Eisenbarth, G.S., Walsh, F.S. & Nirenberg, M. Monoclonal antibody to a plasma membrane antigen of neurons. Proc. Natl. Acad. Sci. USA 76, 4913–4917 (1979).
Raff, M.C., Miller, R.H. & Noble, M. A glial progenitor cell that develops in vitro into an astrocyte or an oligodendrocyte depending on culture medium. Nature 303, 390–396 (1983).
Rao, M. & Mayer-Proschel, M. Glial-restricted precursors are derived from multipotential neuroepithelial stem cells. Dev. Biol. 188, 48–63 (1997).
Piper, D. et al. Identification and characterization of neuronal precursors and their progeny from human fetal tissue. J. Neurosci. Res. 66, 356–368 (2001).
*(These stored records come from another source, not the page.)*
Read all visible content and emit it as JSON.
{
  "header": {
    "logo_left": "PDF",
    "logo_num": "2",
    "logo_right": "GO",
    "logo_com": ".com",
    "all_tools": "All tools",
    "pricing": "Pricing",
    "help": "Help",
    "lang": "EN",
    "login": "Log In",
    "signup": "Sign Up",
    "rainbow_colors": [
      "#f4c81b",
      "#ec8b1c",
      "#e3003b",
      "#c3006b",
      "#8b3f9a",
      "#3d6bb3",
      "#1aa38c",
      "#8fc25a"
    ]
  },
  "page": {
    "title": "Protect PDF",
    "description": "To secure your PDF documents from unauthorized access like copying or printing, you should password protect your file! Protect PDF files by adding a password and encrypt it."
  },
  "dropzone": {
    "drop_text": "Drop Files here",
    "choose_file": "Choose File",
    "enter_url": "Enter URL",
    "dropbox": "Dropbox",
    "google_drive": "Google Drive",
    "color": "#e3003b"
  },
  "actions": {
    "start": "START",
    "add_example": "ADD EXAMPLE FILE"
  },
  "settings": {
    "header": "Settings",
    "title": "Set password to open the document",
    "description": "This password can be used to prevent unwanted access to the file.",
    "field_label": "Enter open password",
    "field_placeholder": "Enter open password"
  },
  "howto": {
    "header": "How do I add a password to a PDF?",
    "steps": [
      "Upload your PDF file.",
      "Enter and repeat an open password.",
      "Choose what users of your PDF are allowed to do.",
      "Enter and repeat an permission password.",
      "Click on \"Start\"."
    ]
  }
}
Ridge, J., Fuchs, E. & Matzinger, P. Neonatal tolerance revisited: turning on newborn T cells with dendritic cells. Science 271, 1723–1726 (1996).
Roser, B. Cellular mechanisms in neonatal and adult tolerance. Immunol. Rev. 107, 179–202 (1989).
Windrem, M. et al. Progenitor cells derived from the adult human subcortical white matter disperse and differentiate as oligodendrocytes within demyelinated regions of the rat brain. J. Neurosci. Res. 69, 966–975 (2002).
Keyoung, H.M. et al. Specific identification, selection and extraction of neural stem cells from the fetal human brain. Nat. Biotechnol. 19, 843–850 (2001).
Louissaint, A., Rao, S., Leventhal, C. & Goldman, S.A. Coordinated interaction of angiogenesis and neurogenesis in the adult songbird brain. Neuron 34, 945–960 (2002).
Benraiss, A., Chmielnicki, E., Lerner, K., Roh, D. & Goldman, S.A. Adenoviral brain-derived neurotrophic factor induces both neostriatal and olfactory neuronal recruitment from endogenous progenitor cells in the adult forebrain. J. Neurosci. 21, 6718–6731 (2001).
Goldman, S.A., Lemmon, V. & Chin, S.S. Migration of newly generated neurons upon ependymally derived radial guide cells in explant cultures of the adult songbird forebrain. Glia 8, 150–160 (1993).
Franklin, R.J. & Blakemore, W.F. Transplanting oligodendrocyte progenitors into the adult CNS. J. Anat. 190, 23–33 (1997).
This work was supported by the National Multiple Sclerosis Society and National Institutes of Health/National Institute of Neurological Diseases and Stroke grants R01NS39559 and R01NS33106. We thank B. Poulos of the Albert Einstein College of Medicine tissue bank and S. Kelly of the American Biological Resource tissue bank for assistance with tissue acquisition, and H. Okano for the gift of antiserum to human nestin.
S.A.G., N.S.R. and M.W. have patents and patent applications covering methods of isolating human oligodendrocyte progenitor cells, and aspects of the cells and uses thereof. These have been licensed by Cornell University of Q Therapeutics, a biotech company in which both Cornell University and S.A.G. have equity positions, and for which S.A.G. serves as a paid member of its scientific advisory board.
About this article
Cite this article
Windrem, M., Nunes, M., Rashbaum, W. et al. Fetal and adult human oligodendrocyte progenitor cell isolates myelinate the congenitally dysmyelinated brain. Nat Med 10, 93–97 (2004). https://doi.org/10.1038/nm974
Journal of Neuroscience Research (2020)
Experimental Neurology (2019)